=== RECORDS PROVIDED ===

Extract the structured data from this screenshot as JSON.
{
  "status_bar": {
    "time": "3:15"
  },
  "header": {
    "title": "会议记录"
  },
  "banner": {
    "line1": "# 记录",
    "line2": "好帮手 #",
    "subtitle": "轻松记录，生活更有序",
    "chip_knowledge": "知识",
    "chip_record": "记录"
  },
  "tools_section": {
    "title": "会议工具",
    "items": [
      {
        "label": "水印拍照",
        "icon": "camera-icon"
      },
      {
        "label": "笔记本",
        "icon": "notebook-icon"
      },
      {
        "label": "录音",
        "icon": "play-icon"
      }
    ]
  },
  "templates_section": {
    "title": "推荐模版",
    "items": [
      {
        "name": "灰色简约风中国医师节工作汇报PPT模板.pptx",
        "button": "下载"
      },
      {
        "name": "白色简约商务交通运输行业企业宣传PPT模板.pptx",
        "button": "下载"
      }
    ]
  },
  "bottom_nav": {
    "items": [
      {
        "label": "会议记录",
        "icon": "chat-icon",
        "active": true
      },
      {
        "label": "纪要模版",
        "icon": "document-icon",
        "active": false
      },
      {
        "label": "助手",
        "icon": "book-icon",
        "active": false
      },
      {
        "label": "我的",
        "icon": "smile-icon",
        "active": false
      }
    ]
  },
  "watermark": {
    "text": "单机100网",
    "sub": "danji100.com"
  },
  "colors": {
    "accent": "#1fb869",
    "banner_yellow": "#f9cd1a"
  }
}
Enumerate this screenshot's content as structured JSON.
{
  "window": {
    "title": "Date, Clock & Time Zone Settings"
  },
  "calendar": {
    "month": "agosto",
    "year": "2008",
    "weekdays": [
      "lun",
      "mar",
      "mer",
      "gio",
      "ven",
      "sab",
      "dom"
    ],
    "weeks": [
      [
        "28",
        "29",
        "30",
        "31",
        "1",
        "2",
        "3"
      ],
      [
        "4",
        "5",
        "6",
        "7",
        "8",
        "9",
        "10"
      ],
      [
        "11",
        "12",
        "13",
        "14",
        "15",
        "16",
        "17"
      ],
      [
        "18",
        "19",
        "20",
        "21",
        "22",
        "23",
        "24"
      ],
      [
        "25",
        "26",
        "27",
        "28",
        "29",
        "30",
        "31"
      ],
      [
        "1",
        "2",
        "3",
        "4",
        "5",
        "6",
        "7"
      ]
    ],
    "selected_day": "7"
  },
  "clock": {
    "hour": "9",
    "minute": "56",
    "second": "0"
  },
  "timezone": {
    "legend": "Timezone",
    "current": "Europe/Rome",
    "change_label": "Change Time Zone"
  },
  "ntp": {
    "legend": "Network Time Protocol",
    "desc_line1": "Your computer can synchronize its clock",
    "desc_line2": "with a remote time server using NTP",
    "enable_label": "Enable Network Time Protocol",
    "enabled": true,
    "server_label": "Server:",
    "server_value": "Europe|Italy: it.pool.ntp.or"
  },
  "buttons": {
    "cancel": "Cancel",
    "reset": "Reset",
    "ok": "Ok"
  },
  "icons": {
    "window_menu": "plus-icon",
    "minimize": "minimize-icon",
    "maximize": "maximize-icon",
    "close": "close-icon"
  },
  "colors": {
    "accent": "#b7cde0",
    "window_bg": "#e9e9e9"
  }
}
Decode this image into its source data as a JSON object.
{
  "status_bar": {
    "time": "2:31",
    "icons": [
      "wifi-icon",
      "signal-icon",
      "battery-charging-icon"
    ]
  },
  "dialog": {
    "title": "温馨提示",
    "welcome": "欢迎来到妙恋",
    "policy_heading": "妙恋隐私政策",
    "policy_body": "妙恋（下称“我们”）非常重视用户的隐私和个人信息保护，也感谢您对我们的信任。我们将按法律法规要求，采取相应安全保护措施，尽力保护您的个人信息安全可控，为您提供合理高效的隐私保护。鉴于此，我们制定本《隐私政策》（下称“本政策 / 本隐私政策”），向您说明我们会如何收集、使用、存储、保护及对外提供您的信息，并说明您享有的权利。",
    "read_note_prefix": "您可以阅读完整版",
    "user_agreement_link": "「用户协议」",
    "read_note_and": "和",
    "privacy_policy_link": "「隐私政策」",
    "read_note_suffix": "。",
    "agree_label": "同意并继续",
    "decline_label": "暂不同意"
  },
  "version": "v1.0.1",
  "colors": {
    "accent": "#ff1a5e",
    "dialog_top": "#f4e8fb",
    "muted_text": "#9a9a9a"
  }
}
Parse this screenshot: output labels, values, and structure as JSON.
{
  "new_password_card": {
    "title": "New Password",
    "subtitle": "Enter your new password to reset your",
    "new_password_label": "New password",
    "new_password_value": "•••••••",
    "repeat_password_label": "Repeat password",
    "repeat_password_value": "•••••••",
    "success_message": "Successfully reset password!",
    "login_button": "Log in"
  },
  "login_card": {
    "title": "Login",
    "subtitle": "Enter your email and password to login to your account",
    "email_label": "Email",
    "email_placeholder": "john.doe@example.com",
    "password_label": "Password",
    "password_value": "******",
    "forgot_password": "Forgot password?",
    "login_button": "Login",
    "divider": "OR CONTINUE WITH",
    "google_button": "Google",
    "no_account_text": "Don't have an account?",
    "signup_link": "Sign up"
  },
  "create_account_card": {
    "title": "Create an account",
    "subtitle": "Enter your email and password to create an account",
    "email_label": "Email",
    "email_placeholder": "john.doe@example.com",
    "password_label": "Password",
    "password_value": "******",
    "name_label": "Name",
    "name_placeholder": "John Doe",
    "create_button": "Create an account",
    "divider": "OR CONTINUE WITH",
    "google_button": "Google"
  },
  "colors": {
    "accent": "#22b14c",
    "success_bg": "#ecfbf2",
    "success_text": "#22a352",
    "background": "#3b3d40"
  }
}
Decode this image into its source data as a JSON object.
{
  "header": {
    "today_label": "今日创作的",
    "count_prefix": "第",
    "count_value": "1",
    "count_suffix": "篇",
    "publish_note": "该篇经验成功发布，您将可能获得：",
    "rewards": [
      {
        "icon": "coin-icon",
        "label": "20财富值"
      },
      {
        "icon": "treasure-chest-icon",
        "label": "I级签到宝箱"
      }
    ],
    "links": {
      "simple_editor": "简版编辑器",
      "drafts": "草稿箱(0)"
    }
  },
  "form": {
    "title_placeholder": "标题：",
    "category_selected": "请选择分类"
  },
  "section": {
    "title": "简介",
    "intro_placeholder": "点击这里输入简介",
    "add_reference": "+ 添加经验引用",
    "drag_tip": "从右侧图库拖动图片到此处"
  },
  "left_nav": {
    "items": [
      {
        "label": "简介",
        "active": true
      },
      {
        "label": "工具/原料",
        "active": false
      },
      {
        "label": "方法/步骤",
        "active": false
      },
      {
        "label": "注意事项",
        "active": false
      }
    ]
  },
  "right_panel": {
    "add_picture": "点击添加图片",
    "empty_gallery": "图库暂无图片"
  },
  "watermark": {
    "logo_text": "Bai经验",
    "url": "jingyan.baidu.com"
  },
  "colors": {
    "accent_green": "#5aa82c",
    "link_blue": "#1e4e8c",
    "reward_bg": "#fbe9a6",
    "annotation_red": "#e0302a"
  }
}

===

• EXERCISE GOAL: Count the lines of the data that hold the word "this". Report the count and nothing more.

• EXERCISE SOLUTION: 5